Write out every record exactly as it appears. Skip the pictures.

Start of DATA SUPPLIED

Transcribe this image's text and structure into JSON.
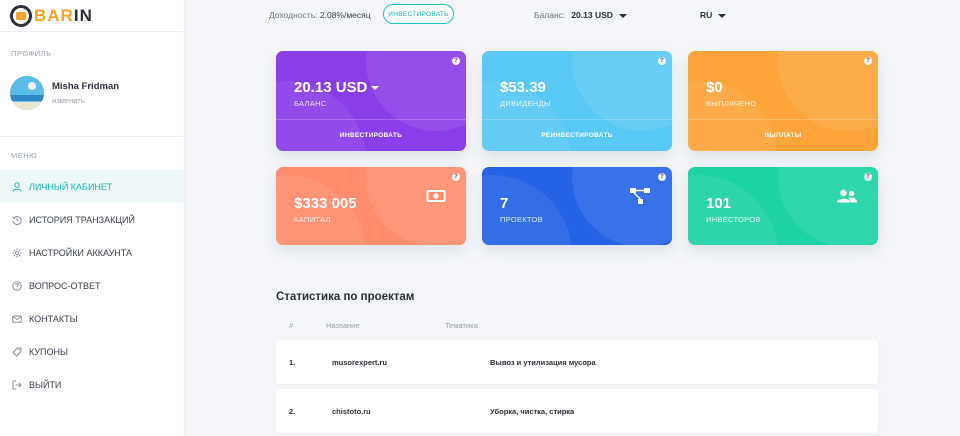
{
  "brand": {
    "prefix": "",
    "accent": "BAR",
    "suffix": "IN"
  },
  "topbar": {
    "yield_label": "Доходность:",
    "yield_value": "2.08%/месяц",
    "invest_button": "ИНВЕСТИРОВАТЬ",
    "balance_label": "Баланс:",
    "balance_value": "20.13 USD",
    "language": "RU"
  },
  "sidebar": {
    "profile_label": "ПРОФИЛЬ",
    "user_name": "Misha Fridman",
    "edit_label": "изменить",
    "menu_label": "МЕНЮ",
    "items": [
      {
        "label": "ЛИЧНЫЙ КАБИНЕТ",
        "icon": "user-icon",
        "active": true
      },
      {
        "label": "ИСТОРИЯ ТРАНЗАКЦИЙ",
        "icon": "history-icon",
        "active": false
      },
      {
        "label": "НАСТРОЙКИ АККАУНТА",
        "icon": "gear-icon",
        "active": false
      },
      {
        "label": "ВОПРОС-ОТВЕТ",
        "icon": "question-icon",
        "active": false
      },
      {
        "label": "КОНТАКТЫ",
        "icon": "mail-icon",
        "active": false
      },
      {
        "label": "КУПОНЫ",
        "icon": "tag-icon",
        "active": false
      },
      {
        "label": "ВЫЙТИ",
        "icon": "logout-icon",
        "active": false
      }
    ]
  },
  "cards": [
    {
      "value": "20.13 USD",
      "label": "БАЛАНС",
      "action": "ИНВЕСТИРОВАТЬ",
      "color": "#8a3ee8"
    },
    {
      "value": "$53.39",
      "label": "ДИВИДЕНДЫ",
      "action": "РЕИНВЕСТИРОВАТЬ",
      "color": "#58c8f4"
    },
    {
      "value": "$0",
      "label": "ВЫПЛАЧЕНО",
      "action": "ВЫПЛАТЫ",
      "color": "#fda43b"
    },
    {
      "value": "$333 005",
      "label": "КАПИТАЛ",
      "icon": "money-icon",
      "color": "#ff8c6c"
    },
    {
      "value": "7",
      "label": "ПРОЕКТОВ",
      "icon": "network-icon",
      "color": "#2563e6"
    },
    {
      "value": "101",
      "label": "ИНВЕСТОРОВ",
      "icon": "users-icon",
      "color": "#1dd3a4"
    }
  ],
  "stats": {
    "title": "Статистика по проектам",
    "columns": [
      "#",
      "Название",
      "Тематика"
    ],
    "rows": [
      {
        "num": "1.",
        "name": "musorexpert.ru",
        "topic": "Вывоз и утилизация мусора"
      },
      {
        "num": "2.",
        "name": "chistoto.ru",
        "topic": "Уборка, чистка, стирка"
      }
    ]
  },
  "help_glyph": "?"
}
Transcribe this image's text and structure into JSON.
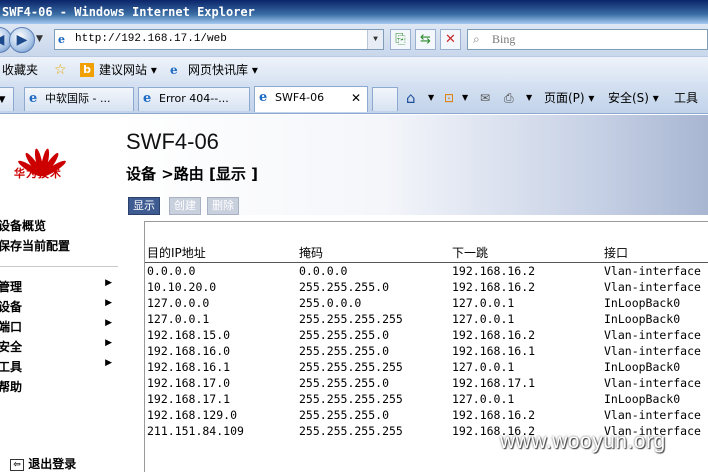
{
  "window": {
    "title": "SWF4-06 - Windows Internet Explorer"
  },
  "addressbar": {
    "url": "http://192.168.17.1/web",
    "search_placeholder": "Bing"
  },
  "favorites_bar": {
    "favorites_label": "收藏夹",
    "suggested_sites": "建议网站 ▾",
    "web_slice": "网页快讯库 ▾"
  },
  "tabs": [
    {
      "label": "中软国际 - ..."
    },
    {
      "label": "Error 404--..."
    },
    {
      "label": "SWF4-06"
    }
  ],
  "command_bar": {
    "page_label": "页面(P) ▾",
    "safety_label": "安全(S) ▾",
    "tools_label": "工具"
  },
  "logo": {
    "text": "华为技术"
  },
  "sidebar": {
    "top_links": [
      {
        "label": "设备概览"
      },
      {
        "label": "保存当前配置"
      }
    ],
    "menus": [
      {
        "label": "管理"
      },
      {
        "label": "设备"
      },
      {
        "label": "端口"
      },
      {
        "label": "安全"
      },
      {
        "label": "工具"
      },
      {
        "label": "帮助"
      }
    ],
    "logout_label": "退出登录"
  },
  "header": {
    "device_name": "SWF4-06",
    "breadcrumb": "设备 >路由 [显示 ]"
  },
  "page_tabs": [
    {
      "label": "显示",
      "active": true
    },
    {
      "label": "创建",
      "active": false
    },
    {
      "label": "删除",
      "active": false
    }
  ],
  "route_table": {
    "columns": [
      "目的IP地址",
      "掩码",
      "下一跳",
      "接口"
    ],
    "rows": [
      [
        "0.0.0.0",
        "0.0.0.0",
        "192.168.16.2",
        "Vlan-interface"
      ],
      [
        "10.10.20.0",
        "255.255.255.0",
        "192.168.16.2",
        "Vlan-interface"
      ],
      [
        "127.0.0.0",
        "255.0.0.0",
        "127.0.0.1",
        "InLoopBack0"
      ],
      [
        "127.0.0.1",
        "255.255.255.255",
        "127.0.0.1",
        "InLoopBack0"
      ],
      [
        "192.168.15.0",
        "255.255.255.0",
        "192.168.16.2",
        "Vlan-interface"
      ],
      [
        "192.168.16.0",
        "255.255.255.0",
        "192.168.16.1",
        "Vlan-interface"
      ],
      [
        "192.168.16.1",
        "255.255.255.255",
        "127.0.0.1",
        "InLoopBack0"
      ],
      [
        "192.168.17.0",
        "255.255.255.0",
        "192.168.17.1",
        "Vlan-interface"
      ],
      [
        "192.168.17.1",
        "255.255.255.255",
        "127.0.0.1",
        "InLoopBack0"
      ],
      [
        "192.168.129.0",
        "255.255.255.0",
        "192.168.16.2",
        "Vlan-interface"
      ],
      [
        "211.151.84.109",
        "255.255.255.255",
        "192.168.16.2",
        "Vlan-interface"
      ]
    ]
  },
  "watermark": "www.wooyun.org",
  "colors": {
    "titlebar": "#0a246a",
    "active_tab": "#3e5b92",
    "logo_red": "#cc0000"
  }
}
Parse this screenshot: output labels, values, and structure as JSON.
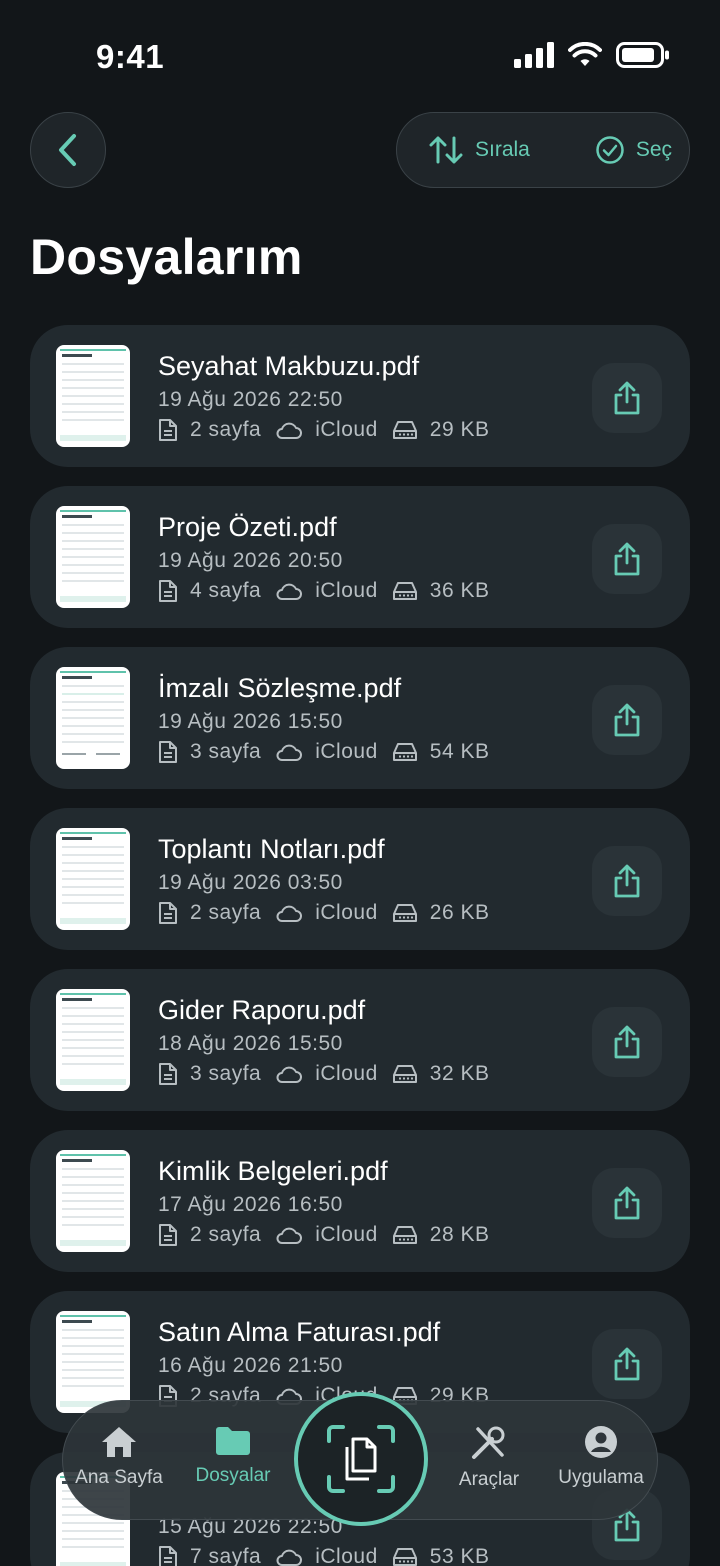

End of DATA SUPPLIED

* _TASK SOLUTION_:
Transcribe this image's text and structure into JSON.
{
  "brand": {
    "prefix": "",
    "accent": "BAR",
    "suffix": "IN"
  },
  "topbar": {
    "yield_label": "Доходность:",
    "yield_value": "2.08%/месяц",
    "invest_button": "ИНВЕСТИРОВАТЬ",
    "balance_label": "Баланс:",
    "balance_value": "20.13 USD",
    "language": "RU"
  },
  "sidebar": {
    "profile_label": "ПРОФИЛЬ",
    "user_name": "Misha Fridman",
    "edit_label": "изменить",
    "menu_label": "МЕНЮ",
    "items": [
      {
        "label": "ЛИЧНЫЙ КАБИНЕТ",
        "icon": "user-icon",
        "active": true
      },
      {
        "label": "ИСТОРИЯ ТРАНЗАКЦИЙ",
        "icon": "history-icon",
        "active": false
      },
      {
        "label": "НАСТРОЙКИ АККАУНТА",
        "icon": "gear-icon",
        "active": false
      },
      {
        "label": "ВОПРОС-ОТВЕТ",
        "icon": "question-icon",
        "active": false
      },
      {
        "label": "КОНТАКТЫ",
        "icon": "mail-icon",
        "active": false
      },
      {
        "label": "КУПОНЫ",
        "icon": "tag-icon",
        "active": false
      },
      {
        "label": "ВЫЙТИ",
        "icon": "logout-icon",
        "active": false
      }
    ]
  },
  "cards": [
    {
      "value": "20.13 USD",
      "label": "БАЛАНС",
      "action": "ИНВЕСТИРОВАТЬ",
      "color": "#8a3ee8"
    },
    {
      "value": "$53.39",
      "label": "ДИВИДЕНДЫ",
      "action": "РЕИНВЕСТИРОВАТЬ",
      "color": "#58c8f4"
    },
    {
      "value": "$0",
      "label": "ВЫПЛАЧЕНО",
      "action": "ВЫПЛАТЫ",
      "color": "#fda43b"
    },
    {
      "value": "$333 005",
      "label": "КАПИТАЛ",
      "icon": "money-icon",
      "color": "#ff8c6c"
    },
    {
      "value": "7",
      "label": "ПРОЕКТОВ",
      "icon": "network-icon",
      "color": "#2563e6"
    },
    {
      "value": "101",
      "label": "ИНВЕСТОРОВ",
      "icon": "users-icon",
      "color": "#1dd3a4"
    }
  ],
  "stats": {
    "title": "Статистика по проектам",
    "columns": [
      "#",
      "Название",
      "Тематика"
    ],
    "rows": [
      {
        "num": "1.",
        "name": "musorexpert.ru",
        "topic": "Вывоз и утилизация мусора"
      },
      {
        "num": "2.",
        "name": "chistoto.ru",
        "topic": "Уборка, чистка, стирка"
      }
    ]
  },
  "help_glyph": "?"
}
Transcribe this image's text and structure into JSON.
{
  "window": {
    "title": "SWF4-06 - Windows Internet Explorer"
  },
  "addressbar": {
    "url": "http://192.168.17.1/web",
    "search_placeholder": "Bing"
  },
  "favorites_bar": {
    "favorites_label": "收藏夹",
    "suggested_sites": "建议网站 ▾",
    "web_slice": "网页快讯库 ▾"
  },
  "tabs": [
    {
      "label": "中软国际 - ..."
    },
    {
      "label": "Error 404--..."
    },
    {
      "label": "SWF4-06"
    }
  ],
  "command_bar": {
    "page_label": "页面(P) ▾",
    "safety_label": "安全(S) ▾",
    "tools_label": "工具"
  },
  "logo": {
    "text": "华为技术"
  },
  "sidebar": {
    "top_links": [
      {
        "label": "设备概览"
      },
      {
        "label": "保存当前配置"
      }
    ],
    "menus": [
      {
        "label": "管理"
      },
      {
        "label": "设备"
      },
      {
        "label": "端口"
      },
      {
        "label": "安全"
      },
      {
        "label": "工具"
      },
      {
        "label": "帮助"
      }
    ],
    "logout_label": "退出登录"
  },
  "header": {
    "device_name": "SWF4-06",
    "breadcrumb": "设备 >路由 [显示 ]"
  },
  "page_tabs": [
    {
      "label": "显示",
      "active": true
    },
    {
      "label": "创建",
      "active": false
    },
    {
      "label": "删除",
      "active": false
    }
  ],
  "route_table": {
    "columns": [
      "目的IP地址",
      "掩码",
      "下一跳",
      "接口"
    ],
    "rows": [
      [
        "0.0.0.0",
        "0.0.0.0",
        "192.168.16.2",
        "Vlan-interface"
      ],
      [
        "10.10.20.0",
        "255.255.255.0",
        "192.168.16.2",
        "Vlan-interface"
      ],
      [
        "127.0.0.0",
        "255.0.0.0",
        "127.0.0.1",
        "InLoopBack0"
      ],
      [
        "127.0.0.1",
        "255.255.255.255",
        "127.0.0.1",
        "InLoopBack0"
      ],
      [
        "192.168.15.0",
        "255.255.255.0",
        "192.168.16.2",
        "Vlan-interface"
      ],
      [
        "192.168.16.0",
        "255.255.255.0",
        "192.168.16.1",
        "Vlan-interface"
      ],
      [
        "192.168.16.1",
        "255.255.255.255",
        "127.0.0.1",
        "InLoopBack0"
      ],
      [
        "192.168.17.0",
        "255.255.255.0",
        "192.168.17.1",
        "Vlan-interface"
      ],
      [
        "192.168.17.1",
        "255.255.255.255",
        "127.0.0.1",
        "InLoopBack0"
      ],
      [
        "192.168.129.0",
        "255.255.255.0",
        "192.168.16.2",
        "Vlan-interface"
      ],
      [
        "211.151.84.109",
        "255.255.255.255",
        "192.168.16.2",
        "Vlan-interface"
      ]
    ]
  },
  "watermark": "www.wooyun.org",
  "colors": {
    "titlebar": "#0a246a",
    "active_tab": "#3e5b92",
    "logo_red": "#cc0000"
  }
}
Parse this screenshot: output labels, values, and structure as JSON.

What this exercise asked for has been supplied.